Directions for this task ::
A line qualifies if it holds the string "Mpixels". Copy every qualifying line from the records.

Data listing ::
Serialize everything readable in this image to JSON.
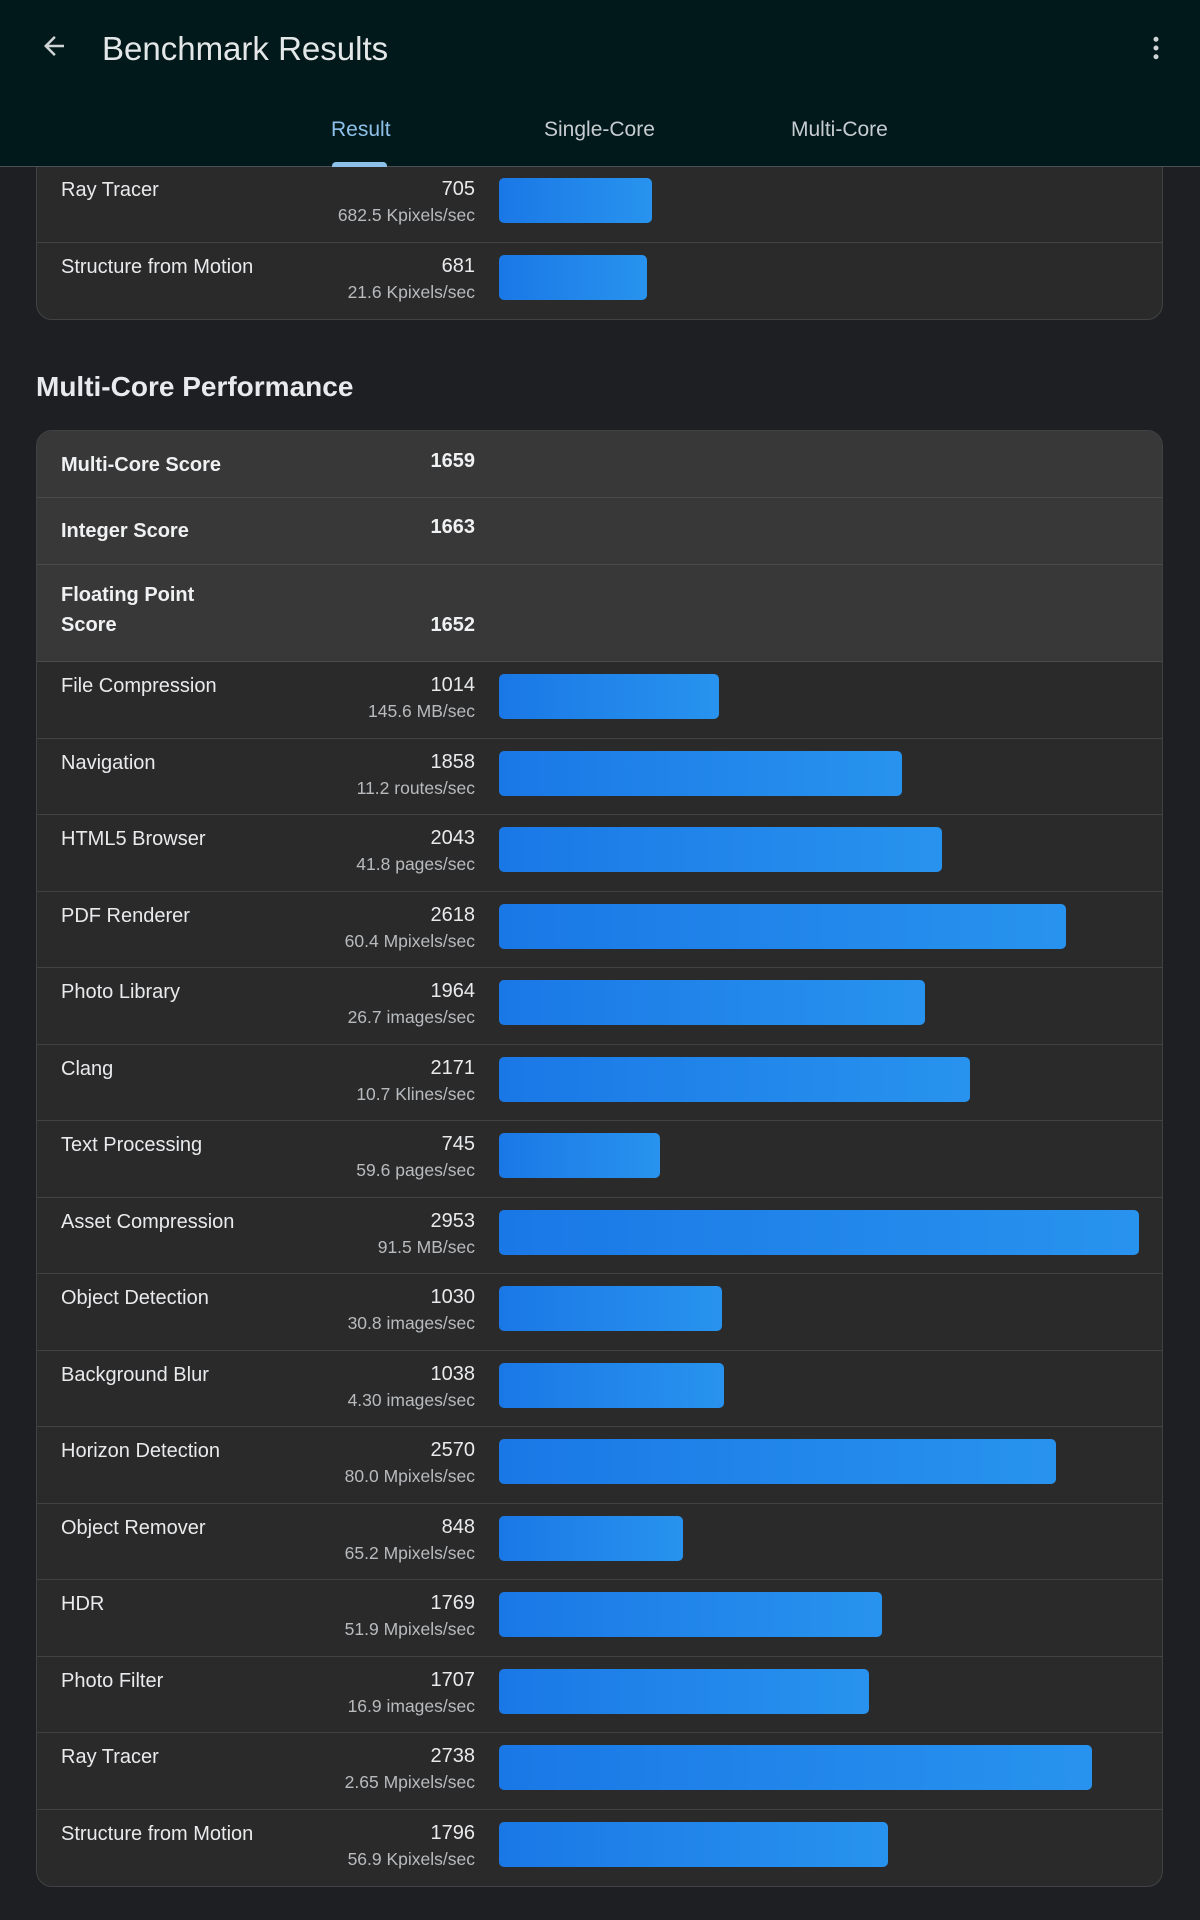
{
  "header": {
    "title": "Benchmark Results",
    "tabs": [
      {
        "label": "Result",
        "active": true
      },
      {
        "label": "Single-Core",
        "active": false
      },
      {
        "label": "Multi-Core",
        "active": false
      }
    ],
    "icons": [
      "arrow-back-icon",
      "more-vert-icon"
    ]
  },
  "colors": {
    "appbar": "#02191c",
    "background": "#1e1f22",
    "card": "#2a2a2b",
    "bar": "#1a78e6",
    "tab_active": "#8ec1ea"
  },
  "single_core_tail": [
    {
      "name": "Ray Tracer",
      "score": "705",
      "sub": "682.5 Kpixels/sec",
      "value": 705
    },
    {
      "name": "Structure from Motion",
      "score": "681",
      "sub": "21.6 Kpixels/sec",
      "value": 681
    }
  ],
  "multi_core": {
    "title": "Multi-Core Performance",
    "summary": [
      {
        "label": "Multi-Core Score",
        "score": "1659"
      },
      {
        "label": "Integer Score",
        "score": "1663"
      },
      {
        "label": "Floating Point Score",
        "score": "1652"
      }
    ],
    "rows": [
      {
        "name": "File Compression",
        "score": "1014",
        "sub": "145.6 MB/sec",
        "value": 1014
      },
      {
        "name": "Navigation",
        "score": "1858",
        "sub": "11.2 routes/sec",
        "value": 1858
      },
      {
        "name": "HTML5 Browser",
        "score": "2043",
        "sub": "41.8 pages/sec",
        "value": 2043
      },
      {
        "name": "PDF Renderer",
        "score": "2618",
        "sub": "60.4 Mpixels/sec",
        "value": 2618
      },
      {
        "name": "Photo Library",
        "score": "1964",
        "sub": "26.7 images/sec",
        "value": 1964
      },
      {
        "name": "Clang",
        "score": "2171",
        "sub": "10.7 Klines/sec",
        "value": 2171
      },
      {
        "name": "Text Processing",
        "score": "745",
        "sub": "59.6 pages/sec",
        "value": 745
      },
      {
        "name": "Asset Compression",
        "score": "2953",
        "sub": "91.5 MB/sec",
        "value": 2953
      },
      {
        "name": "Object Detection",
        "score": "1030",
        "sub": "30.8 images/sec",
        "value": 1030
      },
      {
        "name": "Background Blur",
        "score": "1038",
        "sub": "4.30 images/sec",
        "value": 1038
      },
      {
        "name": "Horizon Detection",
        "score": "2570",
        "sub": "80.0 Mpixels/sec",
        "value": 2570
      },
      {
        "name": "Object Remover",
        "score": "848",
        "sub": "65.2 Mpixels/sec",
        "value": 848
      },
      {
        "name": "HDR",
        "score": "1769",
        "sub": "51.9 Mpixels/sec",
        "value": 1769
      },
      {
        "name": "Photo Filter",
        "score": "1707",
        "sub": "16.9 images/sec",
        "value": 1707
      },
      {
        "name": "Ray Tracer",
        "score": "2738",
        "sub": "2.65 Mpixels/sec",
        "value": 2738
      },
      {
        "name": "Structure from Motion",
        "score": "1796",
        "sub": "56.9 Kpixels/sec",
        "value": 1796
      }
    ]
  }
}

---

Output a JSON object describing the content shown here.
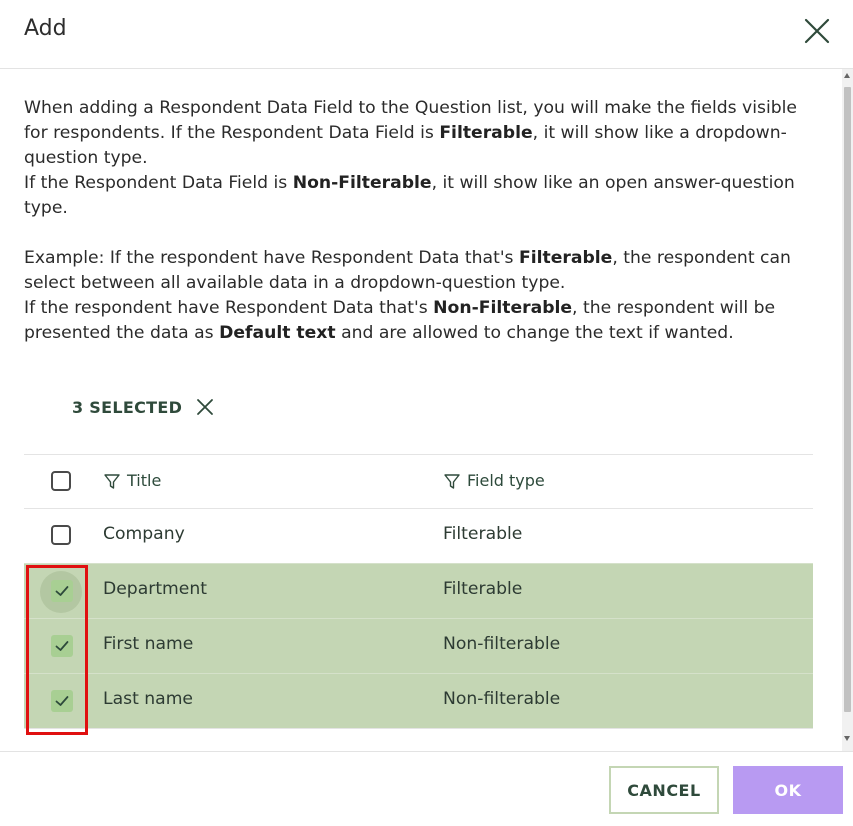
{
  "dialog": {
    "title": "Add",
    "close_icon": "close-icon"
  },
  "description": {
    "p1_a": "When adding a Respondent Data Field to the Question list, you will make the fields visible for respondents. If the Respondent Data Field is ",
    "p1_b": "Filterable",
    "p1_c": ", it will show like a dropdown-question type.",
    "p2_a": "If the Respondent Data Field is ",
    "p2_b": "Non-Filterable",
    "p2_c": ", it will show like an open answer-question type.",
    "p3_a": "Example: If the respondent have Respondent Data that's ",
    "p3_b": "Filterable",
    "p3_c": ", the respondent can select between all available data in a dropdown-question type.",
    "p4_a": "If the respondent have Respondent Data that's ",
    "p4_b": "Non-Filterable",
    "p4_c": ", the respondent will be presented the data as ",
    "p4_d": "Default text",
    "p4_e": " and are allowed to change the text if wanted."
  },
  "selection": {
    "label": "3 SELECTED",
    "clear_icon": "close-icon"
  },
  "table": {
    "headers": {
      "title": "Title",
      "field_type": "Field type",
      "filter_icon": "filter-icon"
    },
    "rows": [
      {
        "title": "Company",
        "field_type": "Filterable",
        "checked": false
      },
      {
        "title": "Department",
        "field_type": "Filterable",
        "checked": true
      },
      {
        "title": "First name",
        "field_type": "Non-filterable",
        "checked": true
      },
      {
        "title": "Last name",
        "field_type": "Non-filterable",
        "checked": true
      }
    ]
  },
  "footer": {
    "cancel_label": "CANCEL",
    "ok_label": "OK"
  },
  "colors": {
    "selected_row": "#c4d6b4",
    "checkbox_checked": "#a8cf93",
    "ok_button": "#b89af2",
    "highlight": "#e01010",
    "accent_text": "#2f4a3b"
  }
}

Finished task ::
        "sub": "60.4 Mpixels/sec",
        "sub": "80.0 Mpixels/sec",
        "sub": "65.2 Mpixels/sec",
        "sub": "51.9 Mpixels/sec",
        "sub": "2.65 Mpixels/sec",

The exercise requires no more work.